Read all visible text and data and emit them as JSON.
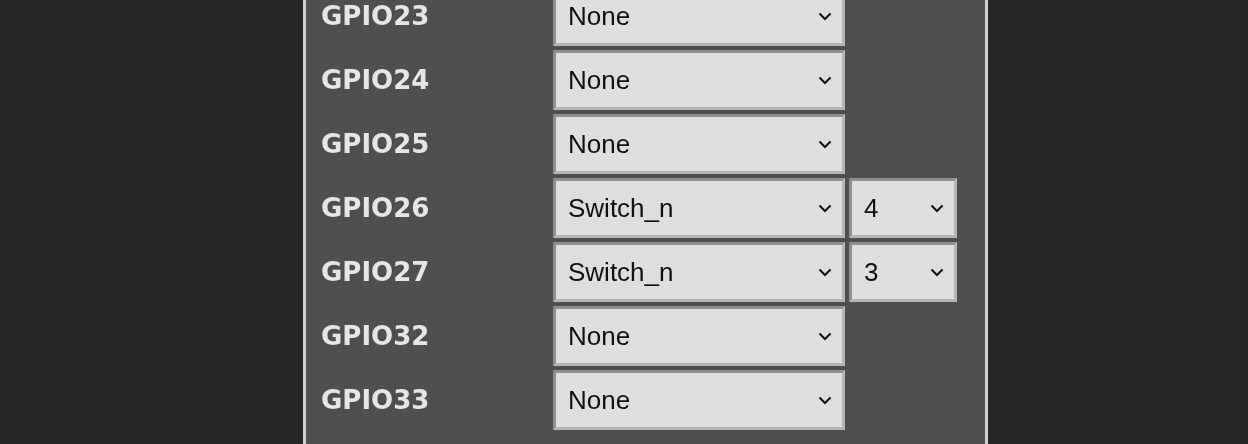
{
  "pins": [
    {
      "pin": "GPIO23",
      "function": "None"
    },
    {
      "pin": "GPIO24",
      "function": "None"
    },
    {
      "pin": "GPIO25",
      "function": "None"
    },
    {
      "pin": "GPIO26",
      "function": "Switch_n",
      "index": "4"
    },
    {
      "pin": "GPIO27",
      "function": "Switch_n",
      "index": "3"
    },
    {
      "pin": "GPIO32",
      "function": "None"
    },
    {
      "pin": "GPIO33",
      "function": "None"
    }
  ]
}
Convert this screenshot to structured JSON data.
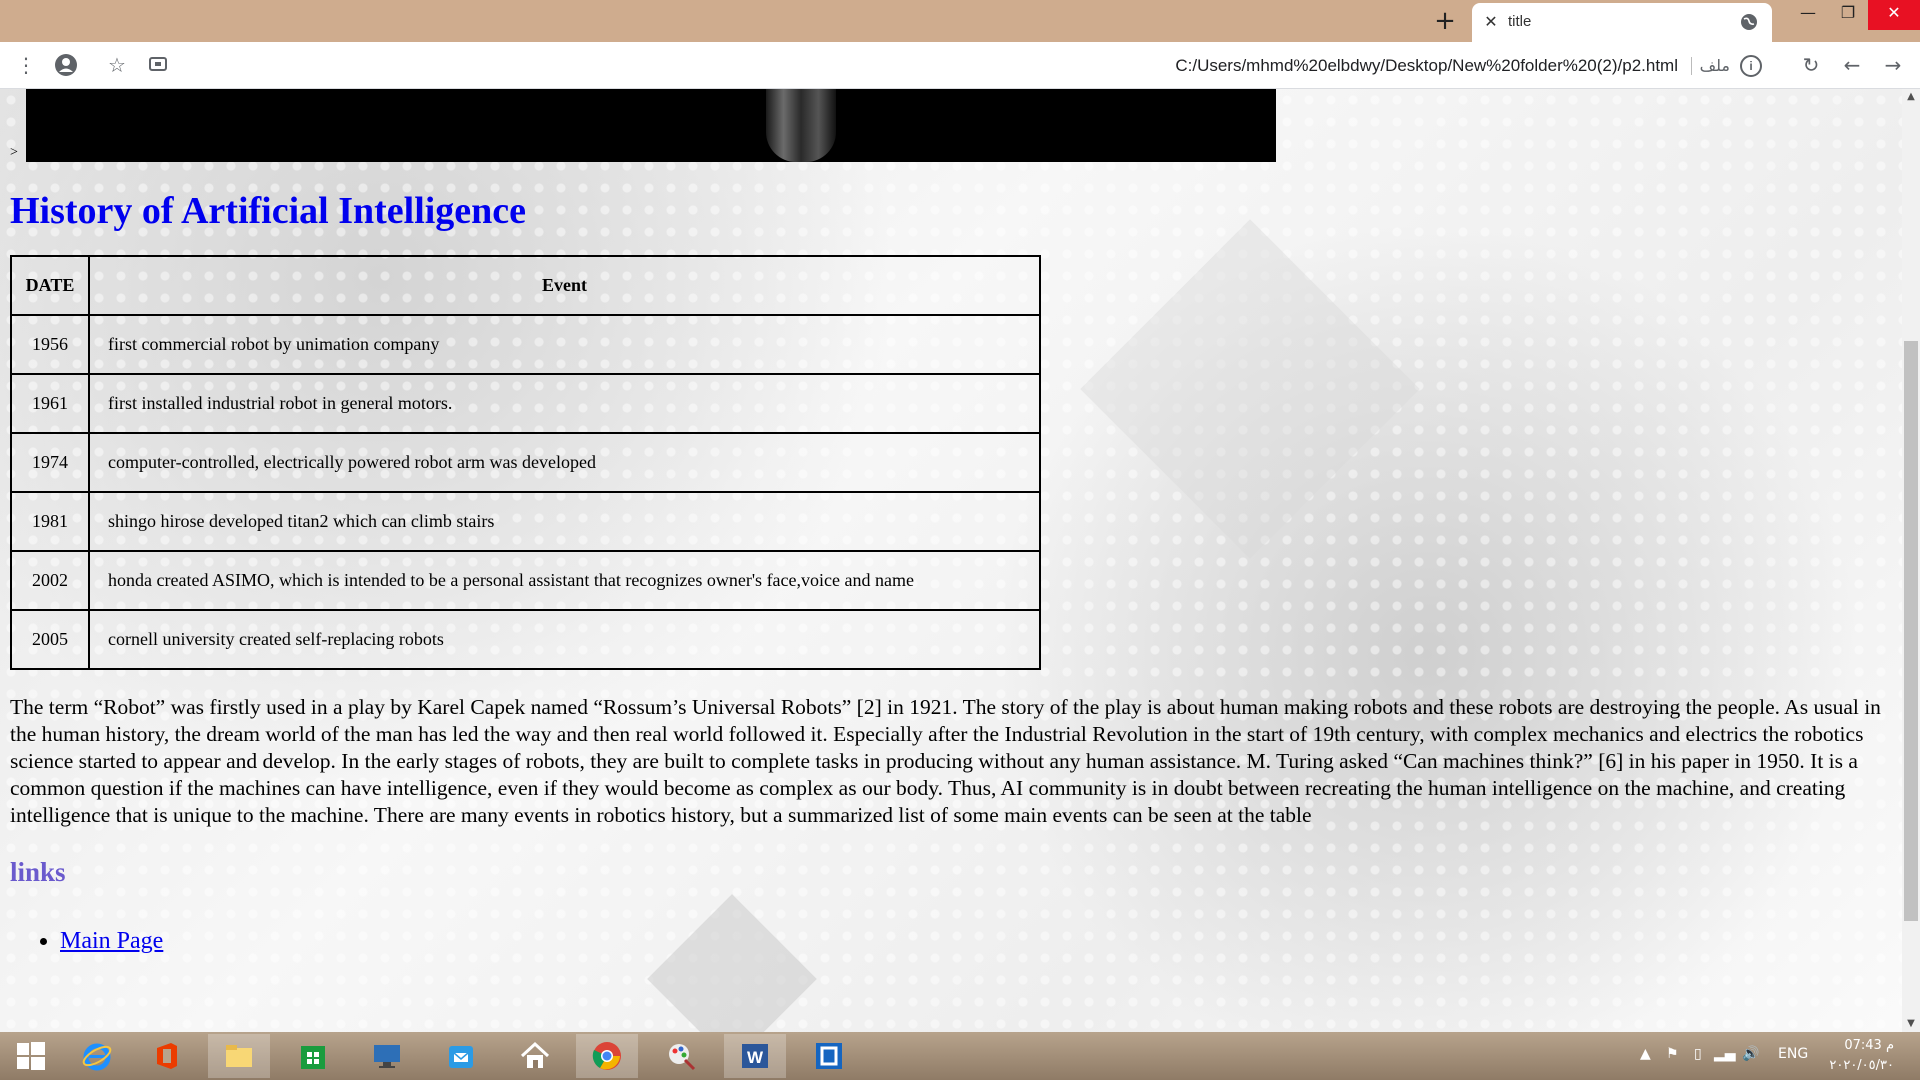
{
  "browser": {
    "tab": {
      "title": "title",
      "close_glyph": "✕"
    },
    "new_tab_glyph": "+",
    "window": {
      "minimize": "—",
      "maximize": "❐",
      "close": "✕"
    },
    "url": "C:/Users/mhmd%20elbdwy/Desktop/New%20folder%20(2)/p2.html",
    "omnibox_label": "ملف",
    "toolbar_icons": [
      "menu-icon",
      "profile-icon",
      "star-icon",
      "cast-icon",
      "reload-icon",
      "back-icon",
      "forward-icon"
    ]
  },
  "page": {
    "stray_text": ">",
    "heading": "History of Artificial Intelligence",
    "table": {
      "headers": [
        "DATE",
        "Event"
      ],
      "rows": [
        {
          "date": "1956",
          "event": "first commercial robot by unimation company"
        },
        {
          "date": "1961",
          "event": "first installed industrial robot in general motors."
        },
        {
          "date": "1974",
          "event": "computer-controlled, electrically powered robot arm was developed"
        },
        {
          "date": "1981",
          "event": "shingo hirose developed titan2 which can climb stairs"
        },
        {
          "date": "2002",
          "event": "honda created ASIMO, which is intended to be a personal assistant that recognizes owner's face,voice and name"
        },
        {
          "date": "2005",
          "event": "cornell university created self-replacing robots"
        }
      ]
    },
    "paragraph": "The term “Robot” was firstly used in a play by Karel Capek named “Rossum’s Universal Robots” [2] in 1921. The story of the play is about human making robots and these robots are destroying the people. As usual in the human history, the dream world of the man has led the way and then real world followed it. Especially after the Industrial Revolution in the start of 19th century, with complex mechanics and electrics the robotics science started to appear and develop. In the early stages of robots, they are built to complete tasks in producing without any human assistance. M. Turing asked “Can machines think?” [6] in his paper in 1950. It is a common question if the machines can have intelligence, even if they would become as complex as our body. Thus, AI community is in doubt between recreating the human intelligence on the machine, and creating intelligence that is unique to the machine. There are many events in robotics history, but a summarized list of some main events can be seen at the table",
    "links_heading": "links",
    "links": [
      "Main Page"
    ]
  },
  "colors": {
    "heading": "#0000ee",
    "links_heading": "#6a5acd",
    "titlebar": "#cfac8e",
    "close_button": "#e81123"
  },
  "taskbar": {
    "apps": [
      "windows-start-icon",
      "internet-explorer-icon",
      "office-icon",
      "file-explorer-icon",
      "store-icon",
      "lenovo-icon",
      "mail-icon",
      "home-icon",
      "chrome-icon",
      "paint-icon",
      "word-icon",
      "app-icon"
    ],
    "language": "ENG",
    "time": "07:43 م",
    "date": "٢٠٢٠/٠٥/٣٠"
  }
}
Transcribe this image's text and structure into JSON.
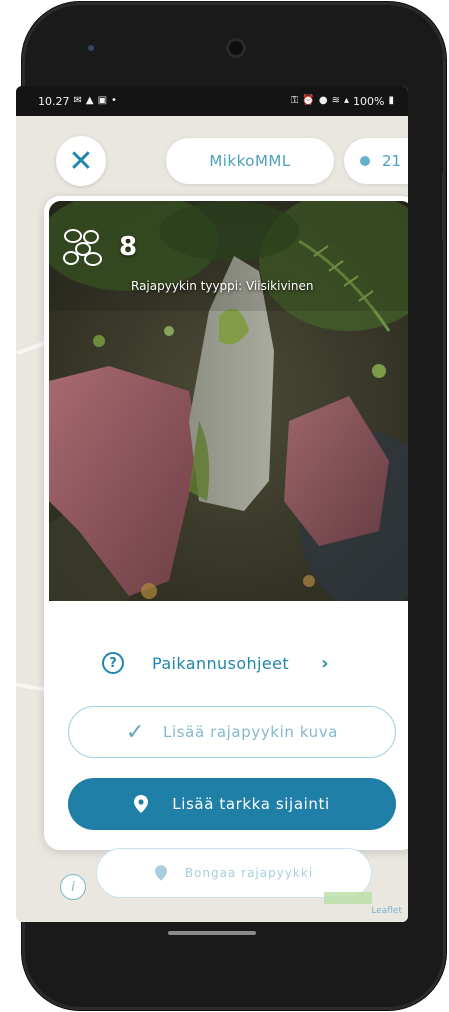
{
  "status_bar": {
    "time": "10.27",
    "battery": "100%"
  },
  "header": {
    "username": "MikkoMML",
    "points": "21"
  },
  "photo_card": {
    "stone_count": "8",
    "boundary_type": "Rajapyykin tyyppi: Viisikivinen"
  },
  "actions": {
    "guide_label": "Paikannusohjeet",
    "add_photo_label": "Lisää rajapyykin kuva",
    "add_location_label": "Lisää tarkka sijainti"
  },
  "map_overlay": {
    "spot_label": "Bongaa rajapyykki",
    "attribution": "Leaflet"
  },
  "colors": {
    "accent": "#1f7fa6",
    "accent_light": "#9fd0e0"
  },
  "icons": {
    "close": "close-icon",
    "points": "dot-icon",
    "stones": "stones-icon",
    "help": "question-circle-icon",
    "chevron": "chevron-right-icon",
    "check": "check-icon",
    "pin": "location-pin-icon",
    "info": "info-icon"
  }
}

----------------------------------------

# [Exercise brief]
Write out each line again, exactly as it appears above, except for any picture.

# [Answer for the task]
Read all visible text and data and emit them as JSON.
{
  "pins": [
    {
      "pin": "GPIO23",
      "function": "None"
    },
    {
      "pin": "GPIO24",
      "function": "None"
    },
    {
      "pin": "GPIO25",
      "function": "None"
    },
    {
      "pin": "GPIO26",
      "function": "Switch_n",
      "index": "4"
    },
    {
      "pin": "GPIO27",
      "function": "Switch_n",
      "index": "3"
    },
    {
      "pin": "GPIO32",
      "function": "None"
    },
    {
      "pin": "GPIO33",
      "function": "None"
    }
  ]
}
Convert this screenshot to structured JSON data.
{
  "browser": {
    "tab": {
      "title": "title",
      "close_glyph": "✕"
    },
    "new_tab_glyph": "+",
    "window": {
      "minimize": "—",
      "maximize": "❐",
      "close": "✕"
    },
    "url": "C:/Users/mhmd%20elbdwy/Desktop/New%20folder%20(2)/p2.html",
    "omnibox_label": "ملف",
    "toolbar_icons": [
      "menu-icon",
      "profile-icon",
      "star-icon",
      "cast-icon",
      "reload-icon",
      "back-icon",
      "forward-icon"
    ]
  },
  "page": {
    "stray_text": ">",
    "heading": "History of Artificial Intelligence",
    "table": {
      "headers": [
        "DATE",
        "Event"
      ],
      "rows": [
        {
          "date": "1956",
          "event": "first commercial robot by unimation company"
        },
        {
          "date": "1961",
          "event": "first installed industrial robot in general motors."
        },
        {
          "date": "1974",
          "event": "computer-controlled, electrically powered robot arm was developed"
        },
        {
          "date": "1981",
          "event": "shingo hirose developed titan2 which can climb stairs"
        },
        {
          "date": "2002",
          "event": "honda created ASIMO, which is intended to be a personal assistant that recognizes owner's face,voice and name"
        },
        {
          "date": "2005",
          "event": "cornell university created self-replacing robots"
        }
      ]
    },
    "paragraph": "The term “Robot” was firstly used in a play by Karel Capek named “Rossum’s Universal Robots” [2] in 1921. The story of the play is about human making robots and these robots are destroying the people. As usual in the human history, the dream world of the man has led the way and then real world followed it. Especially after the Industrial Revolution in the start of 19th century, with complex mechanics and electrics the robotics science started to appear and develop. In the early stages of robots, they are built to complete tasks in producing without any human assistance. M. Turing asked “Can machines think?” [6] in his paper in 1950. It is a common question if the machines can have intelligence, even if they would become as complex as our body. Thus, AI community is in doubt between recreating the human intelligence on the machine, and creating intelligence that is unique to the machine. There are many events in robotics history, but a summarized list of some main events can be seen at the table",
    "links_heading": "links",
    "links": [
      "Main Page"
    ]
  },
  "colors": {
    "heading": "#0000ee",
    "links_heading": "#6a5acd",
    "titlebar": "#cfac8e",
    "close_button": "#e81123"
  },
  "taskbar": {
    "apps": [
      "windows-start-icon",
      "internet-explorer-icon",
      "office-icon",
      "file-explorer-icon",
      "store-icon",
      "lenovo-icon",
      "mail-icon",
      "home-icon",
      "chrome-icon",
      "paint-icon",
      "word-icon",
      "app-icon"
    ],
    "language": "ENG",
    "time": "07:43 م",
    "date": "٢٠٢٠/٠٥/٣٠"
  }
}
Transcribe this image's text and structure into JSON.
{
  "status_bar": {
    "time": "10.27",
    "battery": "100%"
  },
  "header": {
    "username": "MikkoMML",
    "points": "21"
  },
  "photo_card": {
    "stone_count": "8",
    "boundary_type": "Rajapyykin tyyppi: Viisikivinen"
  },
  "actions": {
    "guide_label": "Paikannusohjeet",
    "add_photo_label": "Lisää rajapyykin kuva",
    "add_location_label": "Lisää tarkka sijainti"
  },
  "map_overlay": {
    "spot_label": "Bongaa rajapyykki",
    "attribution": "Leaflet"
  },
  "colors": {
    "accent": "#1f7fa6",
    "accent_light": "#9fd0e0"
  },
  "icons": {
    "close": "close-icon",
    "points": "dot-icon",
    "stones": "stones-icon",
    "help": "question-circle-icon",
    "chevron": "chevron-right-icon",
    "check": "check-icon",
    "pin": "location-pin-icon",
    "info": "info-icon"
  }
}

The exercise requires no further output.